Haptic technology is the science of applying touch (tactile) sensation and control to interaction with computer applications. The word haptic, from the Greek “haptikos”, means “pertaining to the sense of touch” and is derived from “haptesthai”, meaning “to contact or to touch”.
What is it? Haptic systems have one or more actuators that create force feedback, or tactile feedback; devices like joysticks, steering wheels, and gamepads create these forces in response to user input. This can be useful in virtual reality systems to immerse a person within an artificial environment.
Haptic technology has made it possible to investigate how the human sense of touch works by allowing the creation of carefully controlled haptic virtual objects. However, haptic technology has not yet become widely available outside of research labs due to high development costs and because mass-produced hardware capable of accurately simulating haptic sensations remains difficult.
The haptic technology used in the iPhone isn’t just about vibrating alerts any more. Soon your phone will be able to simulate many different tactile sensations, from a light breeze to a strong punch.
Haptic technology is a form of feedback from a machine (in this case, your phone) that mimics the sense of touch by applying forces, vibrations or motions to the user. The iPhone has been using haptics since its release in 2007 with only subtle changes in its functionality since then.
But Apple’s latest patent application shows that they are looking at expanding their range of haptic feedback in a big way. They have already filed for patents on some very unique feedback effects – such as simulating being punched in the chest or face when you’re watching boxing on TV.

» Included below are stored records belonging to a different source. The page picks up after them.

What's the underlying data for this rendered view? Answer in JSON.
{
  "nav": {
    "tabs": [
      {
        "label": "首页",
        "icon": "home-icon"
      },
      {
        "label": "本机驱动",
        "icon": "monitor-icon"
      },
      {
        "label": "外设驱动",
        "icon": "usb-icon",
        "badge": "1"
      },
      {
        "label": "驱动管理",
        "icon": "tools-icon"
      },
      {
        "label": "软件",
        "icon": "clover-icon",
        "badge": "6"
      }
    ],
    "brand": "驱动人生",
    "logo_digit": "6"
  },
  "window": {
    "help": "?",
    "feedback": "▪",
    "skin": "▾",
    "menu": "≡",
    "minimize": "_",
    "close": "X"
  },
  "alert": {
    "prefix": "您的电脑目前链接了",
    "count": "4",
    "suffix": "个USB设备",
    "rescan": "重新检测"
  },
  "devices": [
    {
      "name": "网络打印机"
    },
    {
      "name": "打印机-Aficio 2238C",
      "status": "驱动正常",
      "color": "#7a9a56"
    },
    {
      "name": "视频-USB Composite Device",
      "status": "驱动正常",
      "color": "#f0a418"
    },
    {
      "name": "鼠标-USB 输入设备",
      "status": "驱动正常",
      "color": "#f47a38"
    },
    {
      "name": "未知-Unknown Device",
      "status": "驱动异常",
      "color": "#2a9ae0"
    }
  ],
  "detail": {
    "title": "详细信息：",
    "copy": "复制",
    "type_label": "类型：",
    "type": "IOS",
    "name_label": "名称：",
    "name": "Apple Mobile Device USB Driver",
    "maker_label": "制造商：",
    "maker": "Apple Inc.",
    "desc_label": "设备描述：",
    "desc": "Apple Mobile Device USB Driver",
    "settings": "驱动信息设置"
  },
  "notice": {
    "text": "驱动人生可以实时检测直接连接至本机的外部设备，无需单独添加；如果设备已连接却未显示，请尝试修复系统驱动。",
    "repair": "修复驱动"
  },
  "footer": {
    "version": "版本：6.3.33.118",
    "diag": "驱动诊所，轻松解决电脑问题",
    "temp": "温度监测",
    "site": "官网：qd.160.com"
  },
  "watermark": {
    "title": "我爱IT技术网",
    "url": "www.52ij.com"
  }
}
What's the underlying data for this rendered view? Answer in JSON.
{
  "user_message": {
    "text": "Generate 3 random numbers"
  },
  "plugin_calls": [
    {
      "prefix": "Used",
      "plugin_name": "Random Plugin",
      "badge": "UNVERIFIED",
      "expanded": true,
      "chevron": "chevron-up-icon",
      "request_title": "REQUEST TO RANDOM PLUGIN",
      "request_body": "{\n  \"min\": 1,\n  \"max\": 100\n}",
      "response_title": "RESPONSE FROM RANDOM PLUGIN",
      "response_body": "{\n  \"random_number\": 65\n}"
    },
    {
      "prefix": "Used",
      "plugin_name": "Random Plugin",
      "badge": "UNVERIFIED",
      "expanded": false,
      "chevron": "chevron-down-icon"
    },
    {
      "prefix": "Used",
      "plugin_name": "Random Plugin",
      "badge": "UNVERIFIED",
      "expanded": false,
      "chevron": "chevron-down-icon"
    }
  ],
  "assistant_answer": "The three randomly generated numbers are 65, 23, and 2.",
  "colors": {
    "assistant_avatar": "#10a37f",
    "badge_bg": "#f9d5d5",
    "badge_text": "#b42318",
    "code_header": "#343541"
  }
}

Imagine what that would feel like when you’re playing Counter Strike on your XBox?
The haptic technology is the technology which can reproduce the sense of touch by applying the forces, vibrations, or motions to the user. This technology can also be defined as a tactile feedback technology. The word haptic is derived from a Greek word “haptikos” which means able to touch or grasp. The haptic technology has been developed by using the theory of touch. It was found that human beings are using their vision only 20 percent in day-to-day activities whereas they are using their sense of touch 75 percent in their daily life. Hence the haptic technology has been developed and it uses this knowledge for reproducing the sense of touch in our daily life activities like communicating, gaming, operating machines etc.

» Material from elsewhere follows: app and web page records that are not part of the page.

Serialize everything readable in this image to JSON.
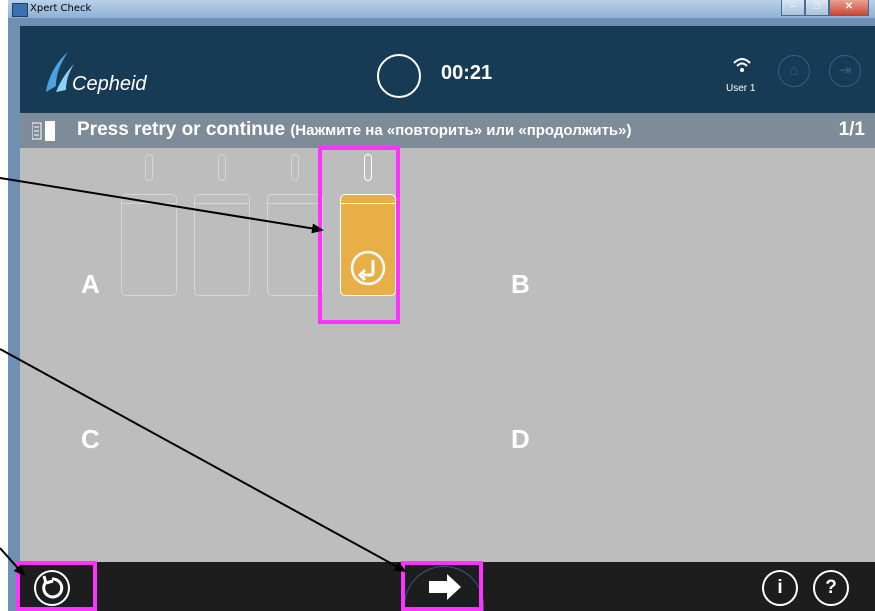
{
  "window": {
    "title": "Xpert Check"
  },
  "header": {
    "logo": "Cepheid",
    "timer": "00:21",
    "user": "User 1",
    "icons": [
      "wifi-icon",
      "home-icon",
      "exit-icon"
    ]
  },
  "instruction": {
    "text": "Press retry or continue",
    "translation": "(Нажмите на «повторить» или «продолжить»)",
    "page": "1/1"
  },
  "bays": {
    "a": "A",
    "b": "B",
    "c": "C",
    "d": "D"
  },
  "footer": {
    "retry_icon": "retry-icon",
    "next_icon": "arrow-right-icon",
    "info_label": "i",
    "help_label": "?"
  },
  "colors": {
    "header": "#173a55",
    "instruction_bar": "#7d8c98",
    "content": "#bdbdbd",
    "footer": "#1d1d1d",
    "module_active": "#e8af46",
    "highlight": "#ff33ff"
  }
}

Haptic technology is widely used in robotics and virtual reality (VR) applications to provide force feedback to users when interacting with computer-simulated objects or environments. A typical example is a robotic arm used in manufacturing systems. With haptics, humans are given a feeling of actually touching or manipulating real objects even though none exist outside of the computer’s virtual reality environment. Users can get immediate feedback on whether they have contacted an object, how much force they are exerting, and what type of material they are touching.